Are you sometimes tasked with writing a lengthy opinion piece either for the media or your own work’s in-house publications?
Penning these “op-eds” comes fairly naturally to those of us who’ve worked in journalism and PR.
But for others it’s a daunting and unpleasant task – my wife recently commented that if someone asked her to write 800 words it would be “literally that worst thing anyone could ask me to do”.
If it is something that lands on your desk, there are a few things you can do to get you through the process. You might even enjoy it.
I’ve been fortunate enough to have written two op-eds in my own name this week for national newspapers on the latest Downing Street drama, but usually I draft them on behalf of clients on anything from the value of live music to the intricacies of devolved tax affairs.
I always use a formula based around this...
- Most of these pieces are in the region of 800 to 1000 words. For that, you will need to set aside three hours of your day. - Don’t come and go from it. Try and get the first draft done in one go otherwise you’ll lose momentum and the thread. - Sometimes the piece will be about a subject that’s natural to you and you won’t need supporting material. Other times you may have several pages of notes to base the piece on. If you do have that material, read through it all twice in detail before typing a single word. - When you’re ready to start typing, stop. Walk away from your desk and take five minutes to loosely form the structure of your piece. What’s your way into it? Your hook? Which five or six key themes are you going to definitely include? It sounds ridiculous, but I like to simply stare out a window for a couple of minutes before writing – not intensely thinking about it, but just to let the options swish around my brain for a few moments. - Don’t obsess about the word count in the bottom corner. It can be depressing if you think you’re spent but still have 400 words to kill. You won’t go over the limit without noticing, so just let it flow and check after an hour or so. - When you’re done, print it out and read it carefully. Make the necessary changes, then read it over on the screen. Print it out and read it again. - You can’t check these things enough, and it’s sometimes difficult to spot your own typos and errors. So unless you have a trusted colleague nearby who can quickly proof your work, you need your own system. - Mine is, every time I proof, if I need to make two or more corrections to an 800 word piece, I have to start the proofing process all over again, from top to bottom until the mistakes are all removed. That's time consuming, but vital.

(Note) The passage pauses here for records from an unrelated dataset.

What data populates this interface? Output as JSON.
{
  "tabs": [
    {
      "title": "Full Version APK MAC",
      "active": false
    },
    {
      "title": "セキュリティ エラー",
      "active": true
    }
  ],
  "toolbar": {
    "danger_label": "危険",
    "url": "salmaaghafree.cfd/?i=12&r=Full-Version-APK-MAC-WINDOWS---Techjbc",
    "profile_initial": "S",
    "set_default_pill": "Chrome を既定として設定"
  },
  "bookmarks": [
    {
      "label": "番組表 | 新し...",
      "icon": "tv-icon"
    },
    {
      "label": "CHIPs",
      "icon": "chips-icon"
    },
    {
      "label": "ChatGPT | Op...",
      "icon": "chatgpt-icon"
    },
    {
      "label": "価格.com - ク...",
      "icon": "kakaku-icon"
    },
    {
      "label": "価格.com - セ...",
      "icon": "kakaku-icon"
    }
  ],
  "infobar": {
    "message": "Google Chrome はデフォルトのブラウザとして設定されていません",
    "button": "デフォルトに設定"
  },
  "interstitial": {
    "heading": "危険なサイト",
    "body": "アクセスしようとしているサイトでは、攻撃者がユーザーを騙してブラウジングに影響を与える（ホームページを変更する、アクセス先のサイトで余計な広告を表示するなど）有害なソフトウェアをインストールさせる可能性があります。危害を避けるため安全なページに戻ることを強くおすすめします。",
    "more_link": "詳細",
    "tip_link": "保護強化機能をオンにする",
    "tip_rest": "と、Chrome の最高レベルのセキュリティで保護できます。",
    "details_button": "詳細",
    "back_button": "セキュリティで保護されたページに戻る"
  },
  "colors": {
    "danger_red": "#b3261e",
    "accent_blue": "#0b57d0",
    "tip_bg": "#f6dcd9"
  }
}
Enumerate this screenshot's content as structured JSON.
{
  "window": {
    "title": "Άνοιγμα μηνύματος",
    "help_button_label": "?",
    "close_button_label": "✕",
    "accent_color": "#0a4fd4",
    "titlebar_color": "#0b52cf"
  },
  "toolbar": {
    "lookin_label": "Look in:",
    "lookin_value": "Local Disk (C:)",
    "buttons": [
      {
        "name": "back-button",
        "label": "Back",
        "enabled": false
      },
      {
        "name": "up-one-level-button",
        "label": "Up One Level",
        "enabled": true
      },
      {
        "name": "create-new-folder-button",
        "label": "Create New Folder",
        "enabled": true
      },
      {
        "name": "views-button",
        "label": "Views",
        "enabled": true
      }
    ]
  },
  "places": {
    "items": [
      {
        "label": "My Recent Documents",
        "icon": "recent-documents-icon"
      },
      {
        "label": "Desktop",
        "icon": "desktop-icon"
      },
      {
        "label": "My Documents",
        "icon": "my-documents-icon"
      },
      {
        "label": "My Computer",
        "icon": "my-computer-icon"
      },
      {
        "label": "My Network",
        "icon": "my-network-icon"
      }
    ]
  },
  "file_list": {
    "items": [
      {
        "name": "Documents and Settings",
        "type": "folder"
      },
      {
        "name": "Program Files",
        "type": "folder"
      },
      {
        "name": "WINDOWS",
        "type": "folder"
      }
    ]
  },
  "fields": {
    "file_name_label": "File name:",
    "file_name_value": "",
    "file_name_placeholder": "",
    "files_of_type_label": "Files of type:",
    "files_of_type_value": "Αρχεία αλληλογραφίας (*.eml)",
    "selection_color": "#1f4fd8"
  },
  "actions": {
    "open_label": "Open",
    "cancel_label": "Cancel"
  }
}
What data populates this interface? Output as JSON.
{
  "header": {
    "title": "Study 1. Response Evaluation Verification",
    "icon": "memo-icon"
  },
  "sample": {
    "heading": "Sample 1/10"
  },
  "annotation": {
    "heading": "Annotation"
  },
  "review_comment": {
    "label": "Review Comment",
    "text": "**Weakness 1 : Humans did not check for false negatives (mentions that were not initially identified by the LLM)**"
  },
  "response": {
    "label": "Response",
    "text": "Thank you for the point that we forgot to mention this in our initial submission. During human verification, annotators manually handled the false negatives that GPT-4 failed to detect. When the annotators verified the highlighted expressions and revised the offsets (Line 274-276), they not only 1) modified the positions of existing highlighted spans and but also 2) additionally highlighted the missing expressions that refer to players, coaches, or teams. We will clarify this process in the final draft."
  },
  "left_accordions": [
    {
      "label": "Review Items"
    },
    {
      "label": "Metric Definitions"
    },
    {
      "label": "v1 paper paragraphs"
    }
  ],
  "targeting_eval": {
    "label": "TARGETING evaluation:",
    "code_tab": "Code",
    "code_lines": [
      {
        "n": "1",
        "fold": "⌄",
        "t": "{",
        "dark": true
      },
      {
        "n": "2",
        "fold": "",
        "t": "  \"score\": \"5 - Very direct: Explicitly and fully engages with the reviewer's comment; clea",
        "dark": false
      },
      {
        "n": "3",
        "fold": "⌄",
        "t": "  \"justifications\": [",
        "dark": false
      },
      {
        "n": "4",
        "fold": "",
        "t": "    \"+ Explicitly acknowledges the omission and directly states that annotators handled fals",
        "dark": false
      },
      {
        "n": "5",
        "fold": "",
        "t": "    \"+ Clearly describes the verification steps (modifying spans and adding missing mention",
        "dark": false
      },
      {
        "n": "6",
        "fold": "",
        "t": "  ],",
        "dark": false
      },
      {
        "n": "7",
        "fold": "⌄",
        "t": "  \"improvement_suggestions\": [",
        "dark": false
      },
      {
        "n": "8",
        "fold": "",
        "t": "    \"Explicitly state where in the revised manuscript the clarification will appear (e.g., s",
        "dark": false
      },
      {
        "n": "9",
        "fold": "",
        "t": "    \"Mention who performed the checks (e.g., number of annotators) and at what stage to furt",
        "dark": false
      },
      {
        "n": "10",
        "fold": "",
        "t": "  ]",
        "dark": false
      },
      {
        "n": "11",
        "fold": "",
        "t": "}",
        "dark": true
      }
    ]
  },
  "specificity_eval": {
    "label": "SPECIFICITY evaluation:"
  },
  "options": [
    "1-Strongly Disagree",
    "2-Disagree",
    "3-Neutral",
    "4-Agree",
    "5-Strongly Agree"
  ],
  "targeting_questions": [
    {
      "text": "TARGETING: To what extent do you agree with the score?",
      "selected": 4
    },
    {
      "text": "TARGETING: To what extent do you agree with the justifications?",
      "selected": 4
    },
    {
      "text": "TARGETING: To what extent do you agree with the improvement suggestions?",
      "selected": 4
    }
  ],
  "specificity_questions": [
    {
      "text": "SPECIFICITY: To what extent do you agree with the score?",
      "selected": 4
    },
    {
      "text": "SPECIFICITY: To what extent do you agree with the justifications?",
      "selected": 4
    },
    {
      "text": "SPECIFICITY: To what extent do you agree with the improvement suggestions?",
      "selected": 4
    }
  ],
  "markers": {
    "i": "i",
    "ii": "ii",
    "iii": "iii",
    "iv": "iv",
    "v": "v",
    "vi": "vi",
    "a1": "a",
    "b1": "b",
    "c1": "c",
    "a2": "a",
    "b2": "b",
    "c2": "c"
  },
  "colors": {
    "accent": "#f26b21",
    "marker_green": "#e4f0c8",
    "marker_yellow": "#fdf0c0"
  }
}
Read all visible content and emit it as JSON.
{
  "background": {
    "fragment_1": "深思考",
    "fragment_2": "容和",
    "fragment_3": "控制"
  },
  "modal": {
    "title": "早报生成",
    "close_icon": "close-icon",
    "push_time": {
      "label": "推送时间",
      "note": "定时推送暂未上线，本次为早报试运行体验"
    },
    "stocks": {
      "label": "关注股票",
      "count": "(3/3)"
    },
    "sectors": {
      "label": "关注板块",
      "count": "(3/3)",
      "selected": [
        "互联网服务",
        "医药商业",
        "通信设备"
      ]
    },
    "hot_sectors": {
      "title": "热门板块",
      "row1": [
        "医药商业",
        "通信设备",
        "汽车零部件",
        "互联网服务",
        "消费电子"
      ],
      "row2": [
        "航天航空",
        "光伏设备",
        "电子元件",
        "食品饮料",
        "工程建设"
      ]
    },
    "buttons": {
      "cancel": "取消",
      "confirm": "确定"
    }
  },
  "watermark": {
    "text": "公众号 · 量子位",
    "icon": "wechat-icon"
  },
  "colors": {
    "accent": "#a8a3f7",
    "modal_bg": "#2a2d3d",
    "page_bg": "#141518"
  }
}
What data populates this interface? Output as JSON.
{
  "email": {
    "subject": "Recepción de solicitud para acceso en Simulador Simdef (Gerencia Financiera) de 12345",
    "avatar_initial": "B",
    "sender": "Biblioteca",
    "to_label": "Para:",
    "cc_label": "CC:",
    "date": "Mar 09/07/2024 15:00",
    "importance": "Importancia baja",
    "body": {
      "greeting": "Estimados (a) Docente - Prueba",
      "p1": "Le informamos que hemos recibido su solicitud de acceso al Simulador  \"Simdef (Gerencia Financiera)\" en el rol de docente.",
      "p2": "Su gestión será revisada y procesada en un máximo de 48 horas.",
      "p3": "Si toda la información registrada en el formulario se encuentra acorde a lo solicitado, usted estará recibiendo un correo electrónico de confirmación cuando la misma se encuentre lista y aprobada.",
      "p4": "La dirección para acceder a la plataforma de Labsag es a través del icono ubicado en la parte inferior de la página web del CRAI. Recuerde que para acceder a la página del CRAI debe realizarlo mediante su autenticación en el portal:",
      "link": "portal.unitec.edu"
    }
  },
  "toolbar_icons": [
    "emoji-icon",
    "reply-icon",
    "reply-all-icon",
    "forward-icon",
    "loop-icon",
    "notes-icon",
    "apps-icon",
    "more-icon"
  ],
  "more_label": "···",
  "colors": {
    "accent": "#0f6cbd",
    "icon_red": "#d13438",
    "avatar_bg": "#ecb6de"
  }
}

There are limitless things you can do to help the writing process of an opinion piece. Hopefully some of that helps you out next time it’s on your to-do list.